TASK INSTRUCTIONS | Would you please copy every line below that includes the string "brugen"?

□ □ □ □ □ □ □

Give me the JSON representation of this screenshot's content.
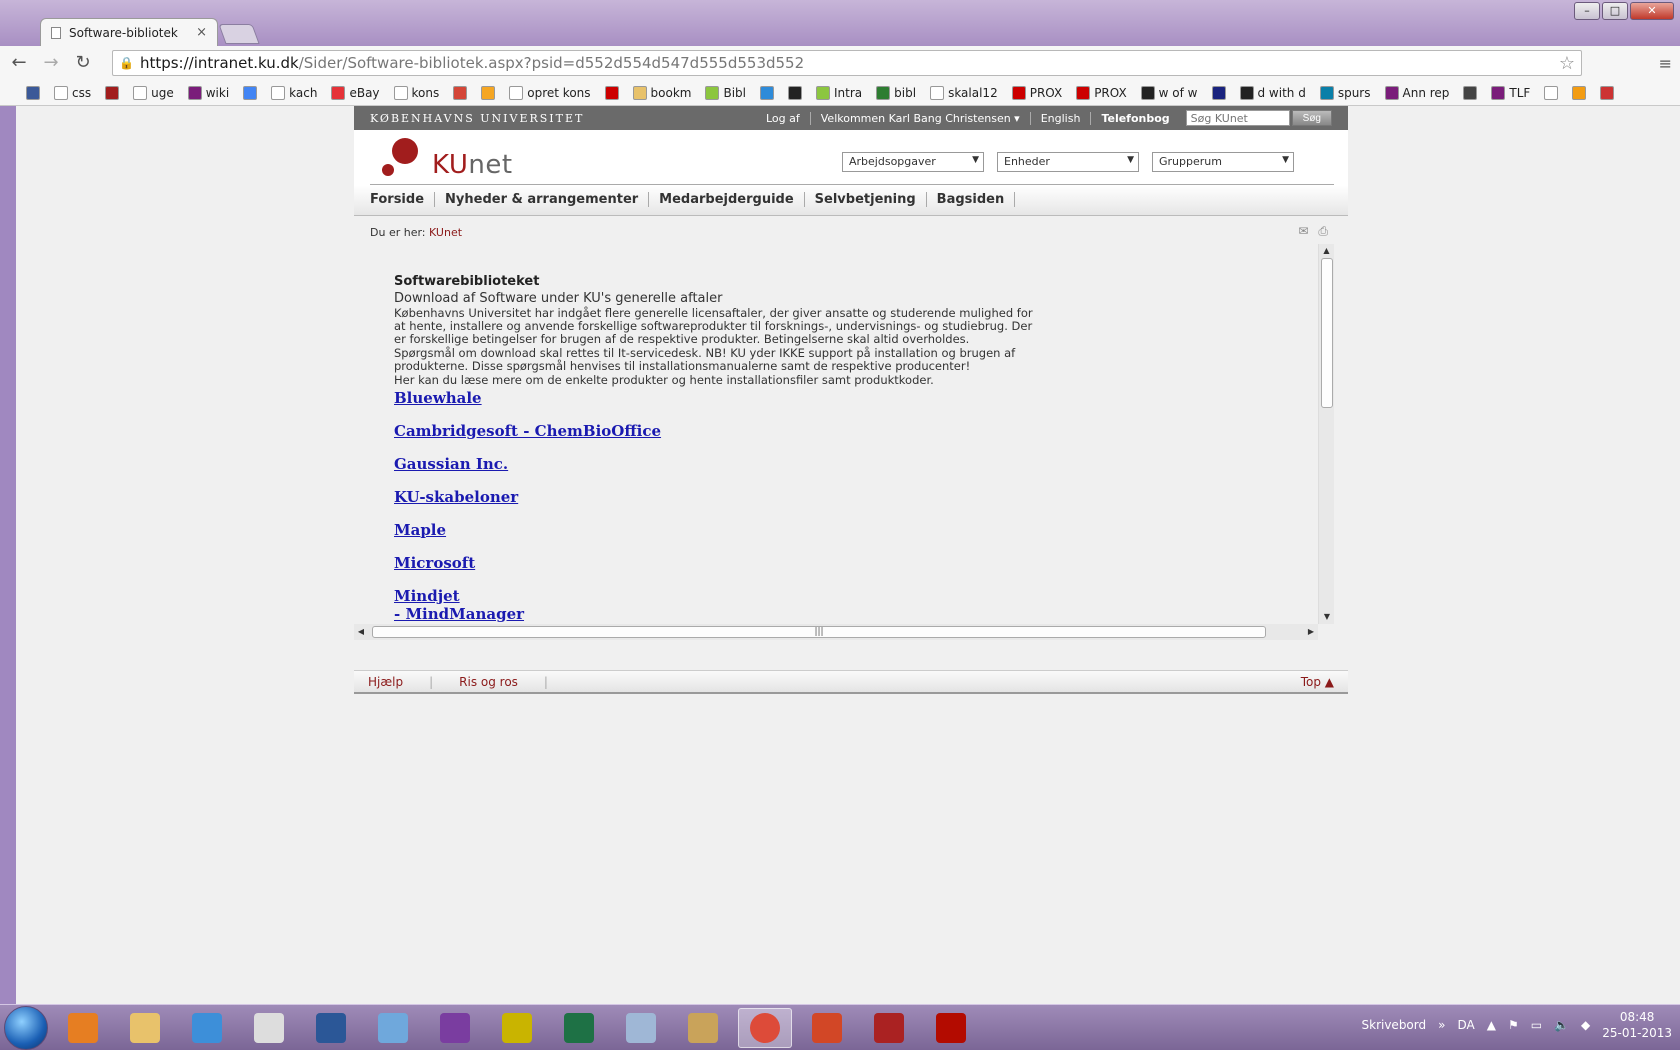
{
  "window": {
    "tab_title": "Software-bibliotek",
    "tab_close": "×",
    "controls": {
      "minimize": "–",
      "maximize": "□",
      "close": "✕"
    }
  },
  "toolbar": {
    "back": "←",
    "forward": "→",
    "reload": "↻",
    "url_scheme_host": "https://intranet.ku.dk",
    "url_rest": "/Sider/Software-bibliotek.aspx?psid=d552d554d547d555d553d552",
    "star": "☆",
    "menu": "≡"
  },
  "bookmarks": [
    {
      "label": "",
      "color": "#3b5998"
    },
    {
      "label": "css",
      "color": "#ffffff"
    },
    {
      "label": "",
      "color": "#a11d1d"
    },
    {
      "label": "uge",
      "color": "#ffffff"
    },
    {
      "label": "wiki",
      "color": "#7a1d7a"
    },
    {
      "label": "",
      "color": "#4285f4"
    },
    {
      "label": "kach",
      "color": "#ffffff"
    },
    {
      "label": "eBay",
      "color": "#e53238"
    },
    {
      "label": "kons",
      "color": "#ffffff"
    },
    {
      "label": "",
      "color": "#d44638"
    },
    {
      "label": "",
      "color": "#f5a623"
    },
    {
      "label": "opret kons",
      "color": "#ffffff"
    },
    {
      "label": "",
      "color": "#cc0000"
    },
    {
      "label": "bookm",
      "color": "#e8c26b"
    },
    {
      "label": "Bibl",
      "color": "#8cc63f"
    },
    {
      "label": "",
      "color": "#2e8bd9"
    },
    {
      "label": "",
      "color": "#222222"
    },
    {
      "label": "Intra",
      "color": "#8cc63f"
    },
    {
      "label": "bibl",
      "color": "#2e7d32"
    },
    {
      "label": "skalal12",
      "color": "#ffffff"
    },
    {
      "label": "PROX",
      "color": "#cc0000"
    },
    {
      "label": "PROX",
      "color": "#cc0000"
    },
    {
      "label": "w of w",
      "color": "#222222"
    },
    {
      "label": "",
      "color": "#1a237e"
    },
    {
      "label": "d with d",
      "color": "#222222"
    },
    {
      "label": "spurs",
      "color": "#0a7fa8"
    },
    {
      "label": "Ann rep",
      "color": "#7a1d7a"
    },
    {
      "label": "",
      "color": "#444444"
    },
    {
      "label": "TLF",
      "color": "#7a1d7a"
    },
    {
      "label": "",
      "color": "#ffffff"
    },
    {
      "label": "",
      "color": "#f39c12"
    },
    {
      "label": "",
      "color": "#cc3333"
    }
  ],
  "ku": {
    "brand": "KØBENHAVNS UNIVERSITET",
    "toplinks": {
      "logout": "Log af",
      "welcome": "Velkommen Karl Bang Christensen ▾",
      "english": "English",
      "phonebook": "Telefonbog"
    },
    "search": {
      "placeholder": "Søg KUnet",
      "button": "Søg"
    },
    "logo": {
      "ku": "KU",
      "net": "net"
    },
    "selects": [
      "Arbejdsopgaver",
      "Enheder",
      "Grupperum"
    ],
    "nav": [
      "Forside",
      "Nyheder & arrangementer",
      "Medarbejderguide",
      "Selvbetjening",
      "Bagsiden"
    ],
    "breadcrumb": {
      "label": "Du er her:",
      "link": "KUnet"
    },
    "icons": {
      "email": "✉",
      "print": "⎙"
    }
  },
  "content": {
    "title": "Softwarebiblioteket",
    "subtitle": "Download af Software under KU's generelle aftaler",
    "paragraphs": [
      "Københavns Universitet har indgået flere generelle licensaftaler, der giver ansatte og studerende mulighed for at hente, installere og anvende forskellige softwareprodukter til forsknings-, undervisnings- og studiebrug. Der er forskellige betingelser for brugen af de respektive produkter. Betingelserne skal altid overholdes.",
      "Spørgsmål om download skal rettes til It-servicedesk. NB! KU yder IKKE support på installation og brugen af produkterne. Disse spørgsmål henvises til installationsmanualerne samt de respektive producenter!",
      "Her kan du læse mere om de enkelte produkter og hente installationsfiler samt produktkoder."
    ],
    "products": [
      "Bluewhale",
      "Cambridgesoft - ChemBioOffice",
      "Gaussian Inc.",
      "KU-skabeloner",
      "Maple",
      "Microsoft",
      "Mindjet"
    ],
    "product_sub": "- MindManager"
  },
  "footer": {
    "help": "Hjælp",
    "feedback": "Ris og ros",
    "top": "Top ▲"
  },
  "taskbar": {
    "apps": [
      {
        "name": "media-player",
        "color": "#e67e22"
      },
      {
        "name": "explorer",
        "color": "#e8c26b"
      },
      {
        "name": "dropbox",
        "color": "#3d8fd9"
      },
      {
        "name": "notepad",
        "color": "#dddddd"
      },
      {
        "name": "word",
        "color": "#2b5797"
      },
      {
        "name": "notebook",
        "color": "#6fa8dc"
      },
      {
        "name": "headphones",
        "color": "#7a3da0"
      },
      {
        "name": "tools",
        "color": "#c9b400"
      },
      {
        "name": "excel",
        "color": "#1e7145"
      },
      {
        "name": "calculator",
        "color": "#9fb7d6"
      },
      {
        "name": "paint",
        "color": "#c9a35a"
      },
      {
        "name": "chrome",
        "color": "#dd4b39"
      },
      {
        "name": "powerpoint",
        "color": "#d24726"
      },
      {
        "name": "network-tool",
        "color": "#aa2222"
      },
      {
        "name": "acrobat",
        "color": "#b30b00"
      }
    ],
    "desktop_label": "Skrivebord",
    "expand": "»",
    "lang": "DA",
    "time": "08:48",
    "date": "25-01-2013"
  }
}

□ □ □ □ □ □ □

RESPONSE TO THE TASK |
      "Københavns Universitet har indgået flere generelle licensaftaler, der giver ansatte og studerende mulighed for at hente, installere og anvende forskellige softwareprodukter til forsknings-, undervisnings- og studiebrug. Der er forskellige betingelser for brugen af de respektive produkter. Betingelserne skal altid overholdes.",
      "Spørgsmål om download skal rettes til It-servicedesk. NB! KU yder IKKE support på installation og brugen af produkterne. Disse spørgsmål henvises til installationsmanualerne samt de respektive producenter!",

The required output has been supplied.